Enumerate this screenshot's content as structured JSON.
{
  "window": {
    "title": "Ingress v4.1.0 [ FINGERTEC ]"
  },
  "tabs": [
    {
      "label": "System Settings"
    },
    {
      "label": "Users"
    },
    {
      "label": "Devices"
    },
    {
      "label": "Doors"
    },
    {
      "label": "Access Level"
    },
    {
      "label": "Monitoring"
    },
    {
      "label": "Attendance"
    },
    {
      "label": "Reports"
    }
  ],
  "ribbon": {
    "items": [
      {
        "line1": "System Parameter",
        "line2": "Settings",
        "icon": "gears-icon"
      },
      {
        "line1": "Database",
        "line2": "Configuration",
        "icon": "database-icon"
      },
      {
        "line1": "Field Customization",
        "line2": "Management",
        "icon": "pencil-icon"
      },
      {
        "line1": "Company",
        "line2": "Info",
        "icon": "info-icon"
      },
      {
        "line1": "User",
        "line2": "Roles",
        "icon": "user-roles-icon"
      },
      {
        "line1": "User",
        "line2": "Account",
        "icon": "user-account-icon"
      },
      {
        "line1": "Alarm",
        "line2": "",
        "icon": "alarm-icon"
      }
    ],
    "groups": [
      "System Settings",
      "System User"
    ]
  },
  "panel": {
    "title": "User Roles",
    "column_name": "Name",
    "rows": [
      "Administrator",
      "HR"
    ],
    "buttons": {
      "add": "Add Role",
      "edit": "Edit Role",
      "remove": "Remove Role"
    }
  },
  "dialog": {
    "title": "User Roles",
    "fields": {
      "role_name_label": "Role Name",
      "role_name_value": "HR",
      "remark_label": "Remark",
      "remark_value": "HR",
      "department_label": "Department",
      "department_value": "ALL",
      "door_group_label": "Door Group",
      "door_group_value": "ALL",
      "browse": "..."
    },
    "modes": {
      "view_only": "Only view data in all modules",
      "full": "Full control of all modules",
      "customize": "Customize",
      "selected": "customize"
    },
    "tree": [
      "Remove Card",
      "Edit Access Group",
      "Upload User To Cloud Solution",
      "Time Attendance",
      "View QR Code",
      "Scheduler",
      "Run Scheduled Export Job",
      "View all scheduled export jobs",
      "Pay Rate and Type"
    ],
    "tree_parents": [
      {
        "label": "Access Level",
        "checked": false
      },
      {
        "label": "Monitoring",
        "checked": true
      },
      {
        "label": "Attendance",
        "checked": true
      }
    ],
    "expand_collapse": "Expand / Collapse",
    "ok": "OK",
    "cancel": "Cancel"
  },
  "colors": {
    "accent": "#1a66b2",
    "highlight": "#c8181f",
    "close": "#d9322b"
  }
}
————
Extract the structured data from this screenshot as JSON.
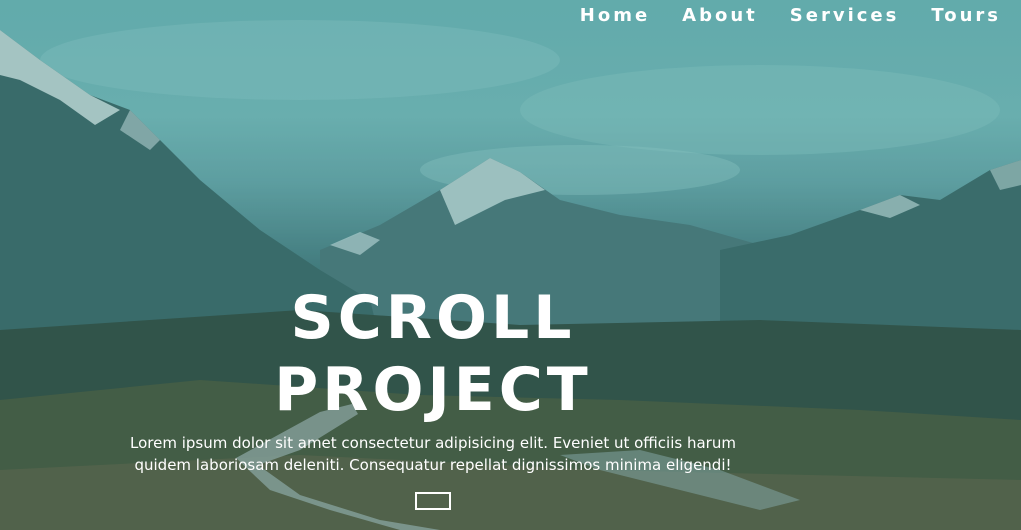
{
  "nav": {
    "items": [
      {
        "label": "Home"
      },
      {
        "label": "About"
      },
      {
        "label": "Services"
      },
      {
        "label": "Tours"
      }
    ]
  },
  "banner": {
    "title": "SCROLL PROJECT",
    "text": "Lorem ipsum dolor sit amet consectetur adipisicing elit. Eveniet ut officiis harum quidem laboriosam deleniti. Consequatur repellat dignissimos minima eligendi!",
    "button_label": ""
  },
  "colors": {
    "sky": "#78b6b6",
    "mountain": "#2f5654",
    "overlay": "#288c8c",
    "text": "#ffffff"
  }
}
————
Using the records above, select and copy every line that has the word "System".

■ RESULT OF THIS EXERCISE:
      "label": "System Settings"
        "line1": "System Parameter",
      "System Settings",
      "System User"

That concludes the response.